*** Opening Task material ***
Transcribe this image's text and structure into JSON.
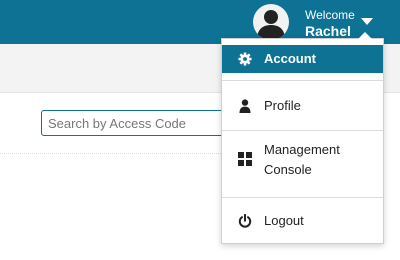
{
  "header": {
    "welcome_text": "Welcome",
    "user_name": "Rachel",
    "bar_color": "#0d7294"
  },
  "search": {
    "placeholder": "Search by Access Code",
    "value": ""
  },
  "user_dropdown": {
    "items": [
      {
        "label": "Account",
        "icon": "gear-icon",
        "active": true
      },
      {
        "label": "Profile",
        "icon": "person-icon",
        "active": false
      },
      {
        "label": "Management Console",
        "icon": "grid-icon",
        "active": false
      },
      {
        "label": "Logout",
        "icon": "power-icon",
        "active": false
      }
    ],
    "active_color": "#0d7294"
  }
}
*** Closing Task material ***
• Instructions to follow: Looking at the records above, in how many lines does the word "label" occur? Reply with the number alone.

• Answer for this exercise: 4